(Component data from apps and pages)
────────────────────────────────────────

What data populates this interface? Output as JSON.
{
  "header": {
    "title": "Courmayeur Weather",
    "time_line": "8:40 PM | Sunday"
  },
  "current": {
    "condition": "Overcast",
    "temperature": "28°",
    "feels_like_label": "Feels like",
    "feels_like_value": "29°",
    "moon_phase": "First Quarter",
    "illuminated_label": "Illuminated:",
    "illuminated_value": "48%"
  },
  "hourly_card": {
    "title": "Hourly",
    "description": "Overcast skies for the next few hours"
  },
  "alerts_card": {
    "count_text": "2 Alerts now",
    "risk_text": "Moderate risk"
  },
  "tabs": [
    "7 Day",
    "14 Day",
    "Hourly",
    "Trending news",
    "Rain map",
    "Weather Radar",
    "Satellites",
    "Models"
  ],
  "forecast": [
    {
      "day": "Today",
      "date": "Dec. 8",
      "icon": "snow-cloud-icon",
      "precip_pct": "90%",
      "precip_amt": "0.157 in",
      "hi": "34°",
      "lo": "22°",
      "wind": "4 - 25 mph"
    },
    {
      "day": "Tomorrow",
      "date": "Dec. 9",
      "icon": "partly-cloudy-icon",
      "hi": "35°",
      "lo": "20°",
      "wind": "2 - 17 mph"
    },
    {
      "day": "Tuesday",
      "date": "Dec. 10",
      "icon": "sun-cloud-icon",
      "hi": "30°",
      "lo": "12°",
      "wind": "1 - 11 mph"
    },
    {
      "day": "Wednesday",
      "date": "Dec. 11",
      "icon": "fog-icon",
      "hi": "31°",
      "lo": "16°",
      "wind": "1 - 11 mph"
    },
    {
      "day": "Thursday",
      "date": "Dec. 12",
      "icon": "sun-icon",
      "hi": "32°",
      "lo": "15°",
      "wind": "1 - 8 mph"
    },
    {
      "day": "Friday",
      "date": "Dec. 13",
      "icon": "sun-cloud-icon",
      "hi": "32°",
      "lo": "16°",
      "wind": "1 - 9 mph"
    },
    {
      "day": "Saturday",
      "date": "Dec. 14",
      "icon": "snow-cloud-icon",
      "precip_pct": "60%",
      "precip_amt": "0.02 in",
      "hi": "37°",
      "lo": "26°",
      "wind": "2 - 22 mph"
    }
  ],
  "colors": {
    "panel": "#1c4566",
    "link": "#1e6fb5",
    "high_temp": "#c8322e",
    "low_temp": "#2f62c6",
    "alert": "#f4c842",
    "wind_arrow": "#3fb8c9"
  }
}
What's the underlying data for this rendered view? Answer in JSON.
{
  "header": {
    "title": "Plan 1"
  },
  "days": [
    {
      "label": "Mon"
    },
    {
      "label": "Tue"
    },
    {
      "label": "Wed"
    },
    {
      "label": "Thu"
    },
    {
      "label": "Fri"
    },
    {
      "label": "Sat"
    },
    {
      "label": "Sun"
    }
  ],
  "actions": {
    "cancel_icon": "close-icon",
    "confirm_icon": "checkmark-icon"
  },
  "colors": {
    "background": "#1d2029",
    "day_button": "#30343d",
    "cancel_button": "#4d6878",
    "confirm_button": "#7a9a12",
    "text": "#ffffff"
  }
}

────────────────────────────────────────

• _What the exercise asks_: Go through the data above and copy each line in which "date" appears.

• _Result below_:
      "date": "Dec. 8",
      "date": "Dec. 9",
      "date": "Dec. 10",
      "date": "Dec. 11",
      "date": "Dec. 12",
      "date": "Dec. 13",
      "date": "Dec. 14",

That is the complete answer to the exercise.